I'll keep this short. A few reasons not to personalize error or confirmation messages are:
People scan information, I think less is more.. so in this example do not include the person's name. Add a tick mark instead :-)
Personalizing a machine - and by that I don't mean personalized search results or the internet bubble - is the most difficult obstacle we are about to face in the next few years.
Simple example? Robots are robots as long as they act like robots. If they start trying to act like humans but don't respond like humans (or the way a human would expect them to respond in a natural way), they get creepy. As in wrong facial expressions, undertone, responding to messages "between the lines" etc.
We have a million ways of interacting with each other. Trying to let a machine respond in the most natural way is a major task. Chances are high that machines will address natural human requirements in an unpleasant way.
To answer your question: It depends. It depends on your domain. If your talking to engineers, professionals etc. who talk tech, respond like a machine. "Done", "Saved", "Error. Please go back and..." etc. Be impersonal.
If you want to address etsy.com, deviantart.com or any other non-technic-affine users I would slowly try to introduce the one or other personal communication. I would keep a list of all those interfaces, where users are displayed with messages like these so you can grasp over it from time to time and have a feeling with which tone you are talking to your customers.
Very interesting question!
This would lead to Anthropomorphism, which is a bad idea (). Besides, that would creep many users out (*).
Users want computers to do as they ask, not to socialize with in an attempt to convince them to do as they want. When you address someone in a first name basis, you are communicating on a personal level, something which users don't expect computers to do.
(*) If your computer refers to you on a first name basis, wouldn't you feel that you have to reply in the same manner in return.

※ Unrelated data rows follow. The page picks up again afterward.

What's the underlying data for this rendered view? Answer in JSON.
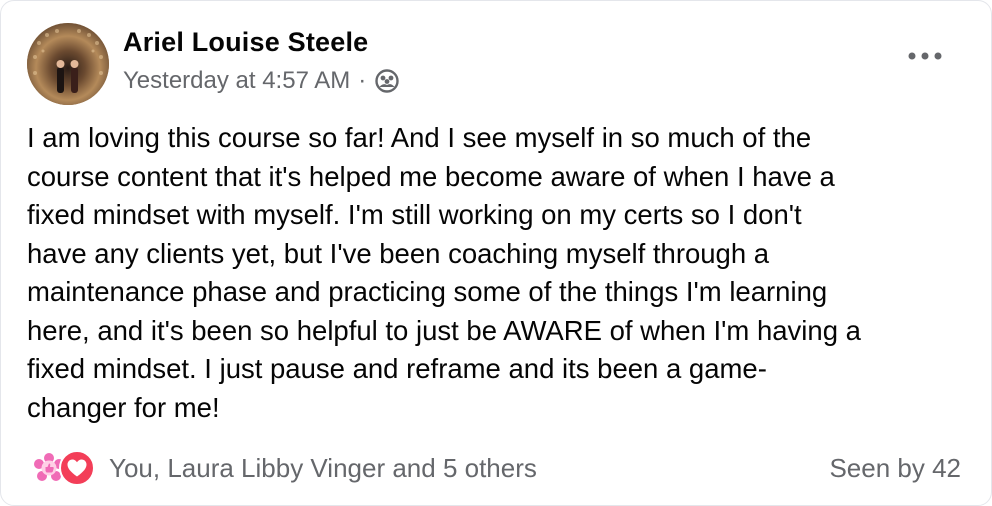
{
  "post": {
    "author": "Ariel Louise Steele",
    "timestamp": "Yesterday at 4:57 AM",
    "separator": "·",
    "audience_icon": "group-icon",
    "more_icon": "more-options-icon",
    "body": "I am loving this course so far! And I see myself in so much of the\ncourse content that it's helped me become aware of when I have a\nfixed mindset with myself. I'm still working on my certs so I don't\nhave any clients yet, but I've been coaching myself through a\nmaintenance phase and practicing some of the things I'm learning\nhere, and it's been so helpful to just be AWARE of when I'm having a\nfixed mindset. I just pause and reframe and its been a game-\nchanger for me!",
    "reactions": {
      "icons": [
        "care-reaction-icon",
        "love-reaction-icon"
      ],
      "summary": "You, Laura Libby Vinger and 5 others"
    },
    "seen_by": "Seen by 42"
  },
  "colors": {
    "text_primary": "#050505",
    "text_secondary": "#65676b",
    "love": "#f33e58",
    "care_flower": "#f06bb6"
  }
}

(**) Imagine if you used your face to log in and your computer commented the your hair looks good today.